Overall, trofinetide has shown promising results in enhancing various aspects of a child's functioning and well-being in Rett syndrome.
How was UCSF involved with the early phase trials for trofinetide?
The former director, Dr. Mary Jones, was the Principal Investigator in the Phase 2 Rett syndrome study (Neu-2566-RETT-002), and UCSF served as one of the enrollment sites during the study from 2016-17. Dr. Jones devoted much of her life to providing compassionate care for her patients and was deeply committed to pushing the boundaries of scientific knowledge and research for Rett syndrome. Her legacy is one that fills me with pride as I continue to uphold her vision.
How is this medication administered and how long is the treatment?
Trofinetide is a liquid medicine, given twice a day. It’s a modifying therapy, similar to treatments for diabetes or multiple sclerosis, where we're changing the way the disease works in their body. Without treatment, those changes would revert back to the status quo for the patients.
What’s on the horizon for Rett Syndrome research?
There are two active gene therapy trials in their early stages, each using slightly different therapeutic approaches for targeting the MECP2 gene.

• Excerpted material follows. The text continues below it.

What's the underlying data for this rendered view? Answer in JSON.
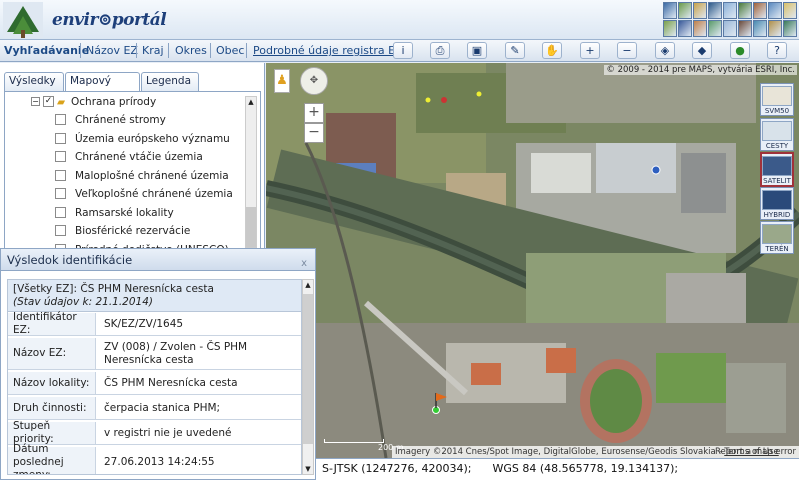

The pre-clinical data for these trials is encouraging and positive, but it is important to test the technique in humans to ensure its efficacy. Initially, these trials involve a very small number of participants, and the progress will be closely monitored for several years before expansion.
However, we are excited about the progress because a decade ago, we did not have such opportunities.
The uniqueness of the MECP2 gene lies in its deficiency in Rett Syndrome, while an opposite condition called MECP2 duplication syndrome reveals the devastating effects of excess gene expression. Developing a gene therapy requires a sophisticated approach to ensure that the gene is delivered to cells without causing overexpression, which could be equally detrimental.
What is different about treatment for Rett syndrome at UCSF Benioff Children’s Hospital?
At UCSF Benioff Children's, we pride ourselves on being a community-based hospital that integrates exceptional academic and research capabilities. Recognized as a Center of Excellence for Rett Syndrome, we’re one of the few centers in the US to offer multidisciplinary care for patients with Rett syndrome.
We provide wraparound care from head to toe, ensuring that our patients receive the utmost expertise, dedication, and support from our team.
We advocate to ensure that patients have access to vital resources, including physical therapy and all the necessary services they deserve. We firmly believe in the incredible potential of these patients and understand that they thrive within an enriched environment.
1 Reference: https://www.rettsyndrome.org/trofinetideapproved/